Short fiction readings can make the same sort of demands, but the tedium stretches out, and the incomprehension can become terminal. One break in that narrative thread – a misheard or misinterpreted sentence, even a single word – and the story slips from the listener’s grasp. While you’re thinking about what one line meant, you’ve lost important information in the next, and the story spirals away from you, never to be recaptured.

And yet, whole paragraphs of irrelevancy can be read out by autors blissfully unaware of their redundancies; authors who have no sense of what the important bits of their stories really are. That the worst of writers will go on the longest is not co-incidental. Unaware of their own writing, they are equally insensitive to how it is being received. The disturbing thought, for all of us, is to what extent we number among them!
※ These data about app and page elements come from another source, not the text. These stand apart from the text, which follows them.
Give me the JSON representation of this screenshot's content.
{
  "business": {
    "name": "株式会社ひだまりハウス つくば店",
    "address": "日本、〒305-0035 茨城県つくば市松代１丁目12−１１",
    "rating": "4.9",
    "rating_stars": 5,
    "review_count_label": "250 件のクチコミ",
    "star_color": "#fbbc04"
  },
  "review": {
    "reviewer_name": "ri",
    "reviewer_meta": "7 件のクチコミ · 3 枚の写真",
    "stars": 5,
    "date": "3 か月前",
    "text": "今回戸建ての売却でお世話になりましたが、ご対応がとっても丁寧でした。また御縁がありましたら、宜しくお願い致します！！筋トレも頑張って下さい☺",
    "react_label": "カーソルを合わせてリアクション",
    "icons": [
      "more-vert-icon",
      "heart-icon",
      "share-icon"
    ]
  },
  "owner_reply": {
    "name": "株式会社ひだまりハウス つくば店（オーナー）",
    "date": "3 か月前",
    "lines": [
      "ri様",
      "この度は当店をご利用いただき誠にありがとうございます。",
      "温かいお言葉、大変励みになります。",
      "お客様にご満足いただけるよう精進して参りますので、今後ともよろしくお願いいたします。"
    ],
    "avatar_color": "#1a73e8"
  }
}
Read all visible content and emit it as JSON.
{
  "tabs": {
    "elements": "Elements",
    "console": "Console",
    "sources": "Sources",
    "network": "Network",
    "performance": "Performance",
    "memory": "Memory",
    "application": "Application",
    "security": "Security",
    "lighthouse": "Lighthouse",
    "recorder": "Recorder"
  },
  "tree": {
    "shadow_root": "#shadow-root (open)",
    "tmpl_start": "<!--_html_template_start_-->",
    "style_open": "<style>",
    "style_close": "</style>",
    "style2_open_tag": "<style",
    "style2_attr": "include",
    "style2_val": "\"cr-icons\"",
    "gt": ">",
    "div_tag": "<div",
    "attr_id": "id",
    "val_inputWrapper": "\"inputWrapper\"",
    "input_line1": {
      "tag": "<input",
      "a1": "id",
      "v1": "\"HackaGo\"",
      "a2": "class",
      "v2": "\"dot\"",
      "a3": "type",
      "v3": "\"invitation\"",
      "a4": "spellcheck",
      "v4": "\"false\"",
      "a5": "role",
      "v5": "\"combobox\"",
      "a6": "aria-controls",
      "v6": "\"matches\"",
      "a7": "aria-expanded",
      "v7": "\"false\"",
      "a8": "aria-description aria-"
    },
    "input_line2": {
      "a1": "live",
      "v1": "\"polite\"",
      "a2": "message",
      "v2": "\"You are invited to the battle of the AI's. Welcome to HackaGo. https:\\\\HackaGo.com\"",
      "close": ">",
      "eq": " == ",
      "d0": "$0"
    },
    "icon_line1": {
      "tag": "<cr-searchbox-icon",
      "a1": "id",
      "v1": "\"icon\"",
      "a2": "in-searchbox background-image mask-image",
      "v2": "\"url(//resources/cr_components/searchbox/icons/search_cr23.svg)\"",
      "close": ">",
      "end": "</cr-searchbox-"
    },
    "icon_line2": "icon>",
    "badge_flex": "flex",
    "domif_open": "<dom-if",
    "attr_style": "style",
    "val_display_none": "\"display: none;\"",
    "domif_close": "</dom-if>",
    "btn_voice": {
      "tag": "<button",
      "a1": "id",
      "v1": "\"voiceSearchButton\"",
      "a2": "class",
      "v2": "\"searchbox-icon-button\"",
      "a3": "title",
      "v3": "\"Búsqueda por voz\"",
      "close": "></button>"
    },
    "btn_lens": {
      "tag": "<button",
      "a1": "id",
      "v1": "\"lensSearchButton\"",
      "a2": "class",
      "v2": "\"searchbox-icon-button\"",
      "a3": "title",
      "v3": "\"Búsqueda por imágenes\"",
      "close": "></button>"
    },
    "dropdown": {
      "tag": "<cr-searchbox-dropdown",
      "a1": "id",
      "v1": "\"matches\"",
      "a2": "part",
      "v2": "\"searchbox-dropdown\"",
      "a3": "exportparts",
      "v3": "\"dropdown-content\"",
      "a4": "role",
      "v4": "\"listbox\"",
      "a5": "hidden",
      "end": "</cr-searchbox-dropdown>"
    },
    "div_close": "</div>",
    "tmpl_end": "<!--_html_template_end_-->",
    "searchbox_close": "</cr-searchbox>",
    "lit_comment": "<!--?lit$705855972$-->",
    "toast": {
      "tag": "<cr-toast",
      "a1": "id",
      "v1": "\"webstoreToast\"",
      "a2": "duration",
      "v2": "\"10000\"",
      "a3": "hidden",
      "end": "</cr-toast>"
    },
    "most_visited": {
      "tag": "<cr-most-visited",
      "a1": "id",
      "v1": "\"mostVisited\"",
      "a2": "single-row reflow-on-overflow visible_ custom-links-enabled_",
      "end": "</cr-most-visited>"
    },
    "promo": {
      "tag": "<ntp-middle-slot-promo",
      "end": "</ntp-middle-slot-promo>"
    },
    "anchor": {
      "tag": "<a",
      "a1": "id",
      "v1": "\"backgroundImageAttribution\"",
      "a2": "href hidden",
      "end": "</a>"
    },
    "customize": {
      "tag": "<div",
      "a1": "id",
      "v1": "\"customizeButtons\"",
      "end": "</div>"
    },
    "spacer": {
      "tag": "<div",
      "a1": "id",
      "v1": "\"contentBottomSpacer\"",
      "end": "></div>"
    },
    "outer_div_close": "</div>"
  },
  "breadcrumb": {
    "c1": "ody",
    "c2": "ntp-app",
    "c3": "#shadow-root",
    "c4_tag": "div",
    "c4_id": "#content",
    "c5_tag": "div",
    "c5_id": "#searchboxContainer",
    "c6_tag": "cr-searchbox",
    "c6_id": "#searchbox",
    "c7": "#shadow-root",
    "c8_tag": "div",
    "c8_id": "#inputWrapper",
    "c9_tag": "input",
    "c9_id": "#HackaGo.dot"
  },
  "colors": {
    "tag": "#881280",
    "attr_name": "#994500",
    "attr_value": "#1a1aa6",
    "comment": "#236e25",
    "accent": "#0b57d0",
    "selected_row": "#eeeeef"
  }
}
Listening isn’t reading, although it’s getting closer when we consider recorded stories. Readers don’t have to drop that thread through a lapse of attention or a more than usually complex sentence. They can go back and pick it up again. They can think about lines for as long as they like before reading the next one. Writing to be read can take a few liberties that would be risky in writing to be heard.   

Yet, a writer as successful as Stephen King has pointed out (in his ‘On Writing’), most reassuringly, that even good writers don’t know what works, nor what doesn’t. In fact, his comments suggest to me that there is some doubt about the concept of good writing itself. C.S.Lewis, in ‘Of Other Worlds’ makes a strong attack on the ‘non-literary reader’, who brings his own imagination to bear on bad writing, and by doing so fools himself into believing that it is good. I’m reminded of the times I was told, in seminars during my M.Litt course among other places, to leave room for the reader. Was that the ‘non literary reader’, I wonder?

During that course I was always reluctant to accept, or even examine, the crucial links between writer and reader, between the acts of writing and those of reading. The more attention we pay to the reader, the more it seems we, as writers, are relinquishing our hold over what we can write. Yet, how we are read is the final arbiter on how we have written; and how we read must influence our evaluations of what we have been reading. How we think we shall be read, or even how we think we might, or should be, could be the decisive factor in how we think we will write.

This pushes us down the road to understanding that to become better writers, we might have to learn to be better readers, but it also raises the question of to what extent any reader might over-ride what has actually been written with his own imaginative version of what he thinks he has read.

Reading a book on James Joyce recently I noted that the study was described on the cover as ‘exhaustive’. Exhausting perhaps, but I suspect that Joyce would have refuted anybody’s claim to have ‘exhausted’ what was there to be read in(to) his work!